Rainer TH, Jacobs P, Ng YC, Cheung NK, Tam M, Lam PK, et al. Cost effectiveness analysis of intravenous ketorolac and morphine for treating pain after limb injury: Double blind randomised controlled trial. BMJ 2000;321:1247-51.  Back to cited text no. 8
    
9.
Bijur P, Bérard A, Esses D, Calderon Y, Gallagher EJ. Race, ethnicity, and management of pain from long-bone fractures: A prospective study of two academic urban emergency departments. Acad Emerg Med 2008;15:589-97.  Back to cited text no. 9
    
10.
Petrack EM, Christopher NC, Kriwinsky J. Pain management in the emergency department: Patterns of analgesic utilization. Pediatrics 1997;99:711-4.  Back to cited text no. 10
    
11.
O'Connor AB, Zwemer FL, Hays DP, Feng C. Intravenous opioid dosing and outcomes in emergency patients: A prospective cohort analysis. Am J Emerg Med 2010;28:1041-50.e6.  Back to cited text no. 11
    
12.
Veenema KR, Leahey N, Schneider S. Ketorolac versus meperidine: ED treatment of severe musculoskeletal low back pain.
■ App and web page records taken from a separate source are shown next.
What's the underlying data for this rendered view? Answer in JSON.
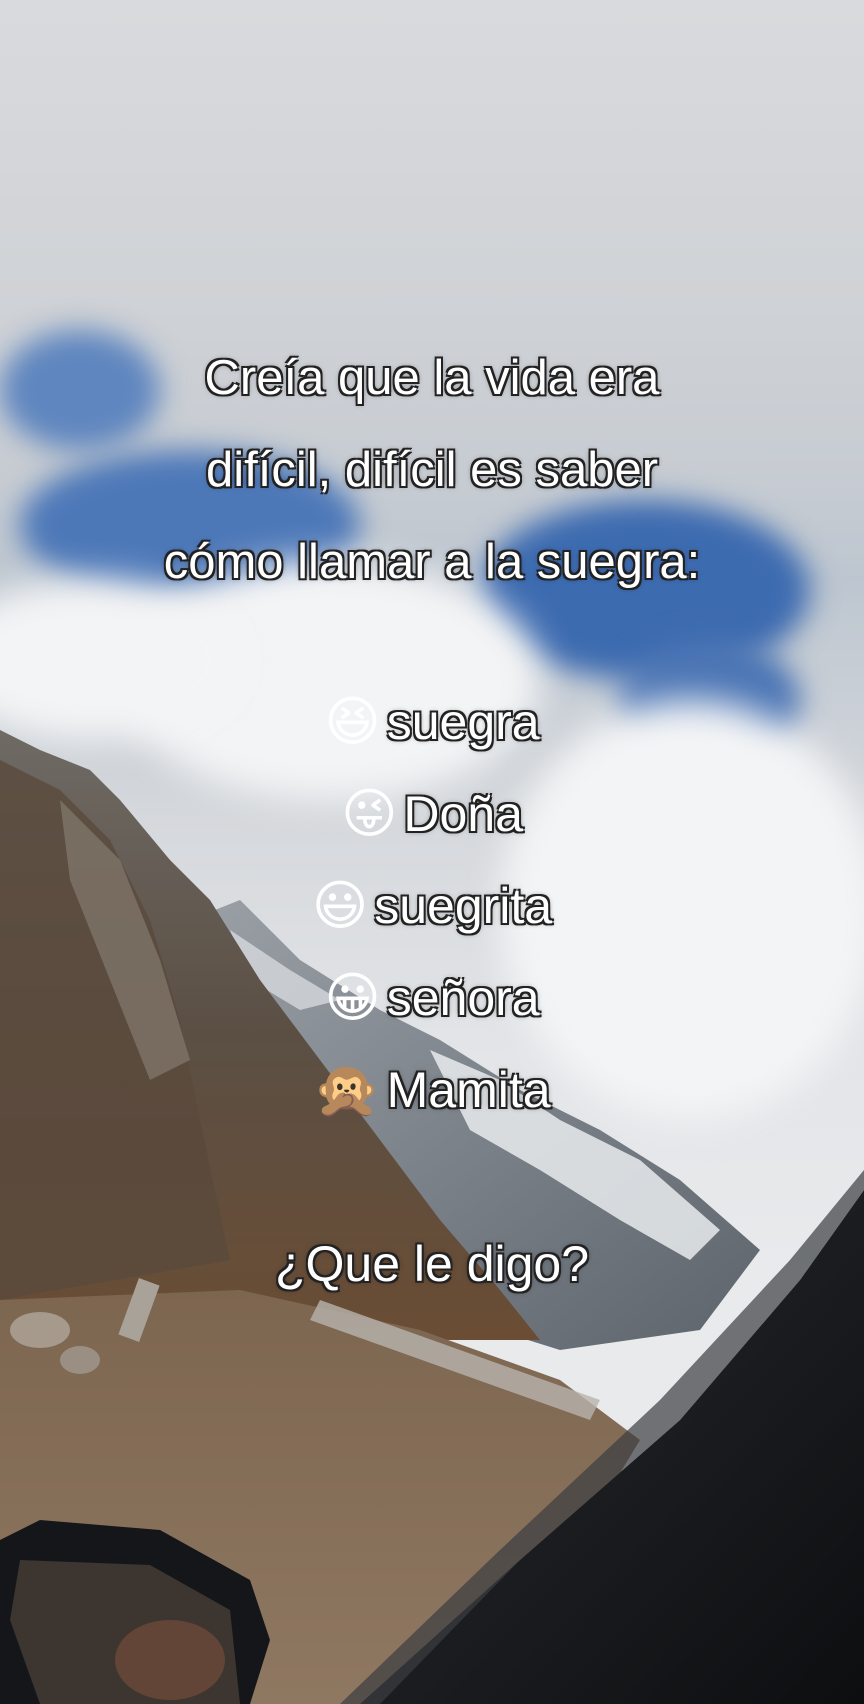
{
  "caption": {
    "lines": [
      "Creía que la vida era",
      "difícil, difícil es saber",
      "cómo llamar a la suegra:"
    ]
  },
  "options": [
    {
      "emoji": "😆",
      "label": "suegra"
    },
    {
      "emoji": "😜",
      "label": "Doña"
    },
    {
      "emoji": "😃",
      "label": "suegrita"
    },
    {
      "emoji": "😀",
      "label": "señora"
    },
    {
      "emoji": "🙊",
      "label": "Mamita"
    }
  ],
  "question": "¿Que le digo?"
}
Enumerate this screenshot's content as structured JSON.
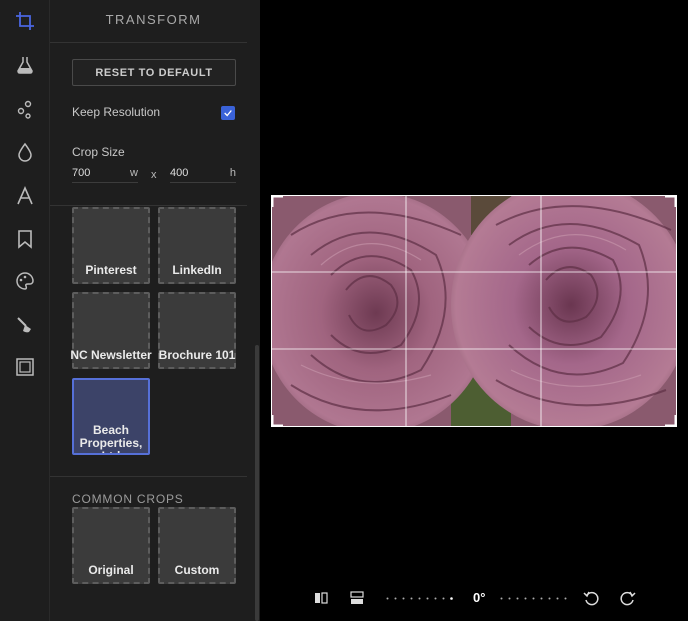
{
  "panel": {
    "title": "TRANSFORM",
    "reset_label": "RESET TO DEFAULT",
    "keep_resolution_label": "Keep Resolution",
    "keep_resolution_checked": true,
    "crop_size_label": "Crop Size",
    "width_value": "700",
    "width_unit": "w",
    "times": "x",
    "height_value": "400",
    "height_unit": "h",
    "presets": [
      {
        "label": "Pinterest"
      },
      {
        "label": "LinkedIn"
      },
      {
        "label": "NC Newsletter"
      },
      {
        "label": "Brochure 101"
      },
      {
        "label": "Beach Properties, Ltd",
        "selected": true
      }
    ],
    "common_crops_title": "COMMON CROPS",
    "common_crops": [
      {
        "label": "Original"
      },
      {
        "label": "Custom"
      }
    ]
  },
  "rail": {
    "icons": [
      "crop-icon",
      "filter-flask-icon",
      "adjust-icon",
      "droplet-icon",
      "text-icon",
      "bookmark-icon",
      "palette-icon",
      "brush-icon",
      "frame-icon"
    ],
    "active": "crop-icon",
    "accent": "#4a66e0"
  },
  "toolbar": {
    "rotation": "0°",
    "icons": [
      "flip-horizontal-icon",
      "flip-vertical-icon",
      "rotate-left-icon",
      "rotate-right-icon"
    ]
  }
}
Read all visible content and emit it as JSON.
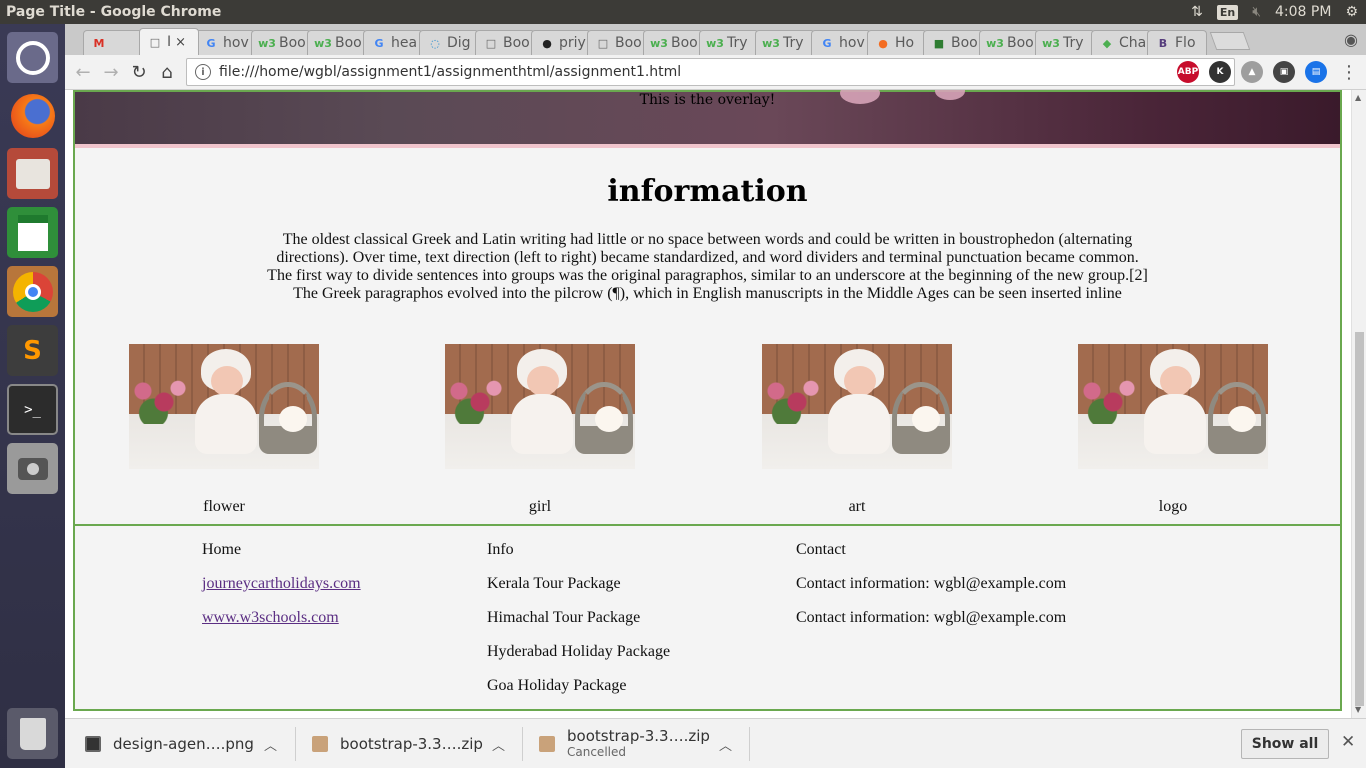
{
  "top_panel": {
    "window_title": "Page Title - Google Chrome",
    "lang": "En",
    "time": "4:08 PM"
  },
  "launcher": {
    "items": [
      "ubuntu-dash",
      "firefox",
      "files",
      "libreoffice-calc",
      "chrome",
      "sublime-text",
      "terminal",
      "screenshot",
      "trash"
    ]
  },
  "tabs": [
    {
      "icon": "M",
      "label": "",
      "icon_color": "#d93025"
    },
    {
      "icon": "□",
      "label": "I",
      "active": true,
      "icon_color": "#666"
    },
    {
      "icon": "G",
      "label": "hov",
      "icon_color": "#4285f4"
    },
    {
      "icon": "w3",
      "label": "Boo",
      "icon_color": "#4caf50"
    },
    {
      "icon": "w3",
      "label": "Boo",
      "icon_color": "#4caf50"
    },
    {
      "icon": "G",
      "label": "hea",
      "icon_color": "#4285f4"
    },
    {
      "icon": "◌",
      "label": "Dig",
      "icon_color": "#2a8fd0"
    },
    {
      "icon": "□",
      "label": "Boo",
      "icon_color": "#666"
    },
    {
      "icon": "●",
      "label": "priy",
      "icon_color": "#222"
    },
    {
      "icon": "□",
      "label": "Boo",
      "icon_color": "#666"
    },
    {
      "icon": "w3",
      "label": "Boo",
      "icon_color": "#4caf50"
    },
    {
      "icon": "w3",
      "label": "Try",
      "icon_color": "#4caf50"
    },
    {
      "icon": "w3",
      "label": "Try",
      "icon_color": "#4caf50"
    },
    {
      "icon": "G",
      "label": "hov",
      "icon_color": "#4285f4"
    },
    {
      "icon": "●",
      "label": "Ho",
      "icon_color": "#f36c21"
    },
    {
      "icon": "■",
      "label": "Boo",
      "icon_color": "#2f7d32"
    },
    {
      "icon": "w3",
      "label": "Boo",
      "icon_color": "#4caf50"
    },
    {
      "icon": "w3",
      "label": "Try",
      "icon_color": "#4caf50"
    },
    {
      "icon": "◆",
      "label": "Cha",
      "icon_color": "#4caf50"
    },
    {
      "icon": "B",
      "label": "Flo",
      "icon_color": "#563d7c"
    }
  ],
  "tab_close_glyph": "×",
  "omnibox": {
    "url": "file:///home/wgbl/assignment1/assignmenthtml/assignment1.html"
  },
  "extensions": [
    {
      "label": "ABP",
      "color": "#c70d2c"
    },
    {
      "label": "K",
      "color": "#333"
    },
    {
      "label": "▲",
      "color": "#9e9e9e"
    },
    {
      "label": "▣",
      "color": "#444"
    },
    {
      "label": "▤",
      "color": "#1a73e8"
    }
  ],
  "page": {
    "overlay_text": "This is the overlay!",
    "info_heading": "information",
    "info_paragraph": "The oldest classical Greek and Latin writing had little or no space between words and could be written in boustrophedon (alternating directions). Over time, text direction (left to right) became standardized, and word dividers and terminal punctuation became common. The first way to divide sentences into groups was the original paragraphos, similar to an underscore at the beginning of the new group.[2] The Greek paragraphos evolved into the pilcrow (¶), which in English manuscripts in the Middle Ages can be seen inserted inline",
    "gallery": [
      {
        "caption": "flower"
      },
      {
        "caption": "girl"
      },
      {
        "caption": "art"
      },
      {
        "caption": "logo"
      }
    ],
    "footer": {
      "col1": [
        "Home",
        "journeycartholidays.com",
        "www.w3schools.com"
      ],
      "col2": [
        "Info",
        "Kerala Tour Package",
        "Himachal Tour Package",
        "Hyderabad Holiday Package",
        "Goa Holiday Package"
      ],
      "col3": [
        "Contact",
        "Contact information: wgbl@example.com",
        "Contact information: wgbl@example.com"
      ]
    }
  },
  "downloads": [
    {
      "name": "design-agen….png",
      "sub": ""
    },
    {
      "name": "bootstrap-3.3….zip",
      "sub": ""
    },
    {
      "name": "bootstrap-3.3….zip",
      "sub": "Cancelled"
    }
  ],
  "show_all_label": "Show all"
}
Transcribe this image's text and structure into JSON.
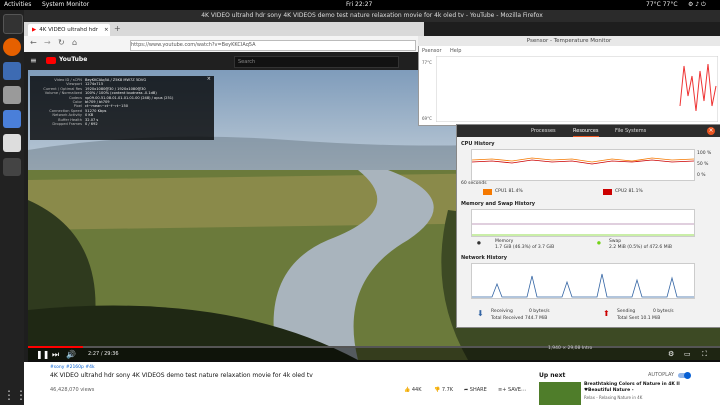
{
  "topbar": {
    "activities": "Activities",
    "app": "System Monitor",
    "clock": "Fri 22:27",
    "temps": "77°C 77°C"
  },
  "firefox": {
    "title": "4K VIDEO ultrahd hdr sony 4K VIDEOS demo test nature relaxation movie for 4k oled tv - YouTube - Mozilla Firefox",
    "tab_label": "4K VIDEO ultrahd hdr",
    "url": "https://www.youtube.com/watch?v=BeyKKCIAq5A"
  },
  "youtube": {
    "logo": "YouTube",
    "search_placeholder": "Search"
  },
  "stats": [
    {
      "k": "Video ID / sCPN",
      "v": "BeyKKCIAq5A / Z5K8 MW7Z 5DVG"
    },
    {
      "k": "Viewport",
      "v": "1274x715"
    },
    {
      "k": "Current / Optimal Res",
      "v": "1920x1080@30 / 1920x1080@30"
    },
    {
      "k": "Volume / Normalized",
      "v": "100% / 100% (content loudness -0.1dB)"
    },
    {
      "k": "Codecs",
      "v": "vp09.00.51.08.01.01.01.01.00 (248) / opus (251)"
    },
    {
      "k": "Color",
      "v": "bt709 / bt709"
    },
    {
      "k": "Pixel",
      "v": "ct~mean~ct~f~rt~150"
    },
    {
      "k": "Connection Speed",
      "v": "51270 Kbps"
    },
    {
      "k": "Network Activity",
      "v": "0 KB"
    },
    {
      "k": "Buffer Health",
      "v": "32.07 s"
    },
    {
      "k": "Dropped Frames",
      "v": "0 / 692"
    }
  ],
  "player": {
    "time": "2:27 / 29:36",
    "cursor": "1,940 × 29,08 Intro"
  },
  "below": {
    "hashtags": "#sony #2160p #4k",
    "video_title": "4K VIDEO ultrahd hdr sony 4K VIDEOS demo test nature relaxation movie for 4k oled tv",
    "views": "46,428,070 views",
    "likes": "44K",
    "dislikes": "7.7K",
    "share": "SHARE",
    "save": "SAVE",
    "up_next": "Up next",
    "autoplay": "AUTOPLAY",
    "next_title": "Breathtaking Colors of Nature in 4K II ♥Beautiful Nature -",
    "next_channel": "Relax - Relaxing Nature in 4K"
  },
  "psensor": {
    "title": "Psensor - Temperature Monitor",
    "menu_sensors": "Psensor",
    "menu_help": "Help",
    "ymax": "77°C",
    "ymin": "69°C"
  },
  "sysmon": {
    "tabs": [
      "Processes",
      "Resources",
      "File Systems"
    ],
    "cpu_title": "CPU History",
    "cpu1": "CPU1  81.4%",
    "cpu2": "CPU2  81.1%",
    "mem_title": "Memory and Swap History",
    "mem_label": "Memory",
    "mem_val": "1.7 GiB (46.3%) of 3.7 GiB",
    "swap_label": "Swap",
    "swap_val": "2.2 MiB (0.5%) of 472.6 MiB",
    "net_title": "Network History",
    "recv_label": "Receiving",
    "recv_rate": "0 bytes/s",
    "recv_total": "Total Received  744.7 MiB",
    "send_label": "Sending",
    "send_rate": "0 bytes/s",
    "send_total": "Total Sent  10.1 MiB",
    "axis_60": "60 seconds",
    "axis_100": "100 %",
    "axis_50": "50 %",
    "axis_0": "0 %"
  },
  "colors": {
    "cpu1": "#f57900",
    "cpu2": "#cc0000",
    "mem": "#ad7fa8",
    "net_recv": "#3465a4",
    "net_send": "#ef2929",
    "yt_red": "#ff0000"
  }
}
Am J Emerg Med 2000;18:404-7.  Back to cited text no. 12
    
13.
Roberts, JR. Roberts and Hedges' Clinical Procedure in Emergency Medicine. 6th ed. Philadelphia: Elsevier health sciences; 2014. p. 1521.  Back to cited text no. 13
    
14.
Marx JA, Hackberger RS, Walls RM. Rosen's Emergency Medicine Concepts and Clinical Practice. 8th ed. Pennsylvania; SAUNDERS; 2014. p. 2521.  Back to cited text no. 14
    


    Figures

  [Figure 1], [Figure 2]
 
 
    Tables

  [Table 1], [Table 2], [Table 3]


This article has been cited by
1 Comparative Effectiveness of Analgesics to Reduce Acute Pain in the Prehospital Setting
Diana M. Sobieraj,Brandon K. Martinez,Benjamin Miao,Mark X. Cicero,Richard A. Kamin,Adrian V. Hernandez,Craig I. Coleman,William L. Baker
Prehospital Emergency Care. 2019; : 1
[Pubmed] | [DOI]
2 Endogenous Opiates and Behavior: 2017
Richard J. Bodnar
Peptides. 2019; : 170223
[Pubmed] | [DOI]
3 Separation of Ketorolac enantiomers on polysaccharide-based chiral stationary phases using a polar organic mobile phase
Yunchao He,Yaling Wu,Lingping Cheng,Shanshan He,Qiuhua Wang,Huiying Wang,Yanxiong Ke
Separation Science Plus. 2018; 1(5): 351
[Pubmed] | [DOI]



 

Top
Previous article  Next article
 
  Search
 
Similar in PUBMED
   Search Pubmed for
   Search in Google Scholar for
 Related articles
Access Statistics
Email Alert *
Add to My List *
* Registration required (free)

 
  In this article
Abstract
Introduction
Materials and Me...
Results
Discussion
References
Article Figures
Article Tables

 Article Access Statistics
    Viewed1203    
    Printed24    
    Emailed0    
    PDF Downloaded179    
    Comments [Add]    
    Cited by others 3    

Recommend this journal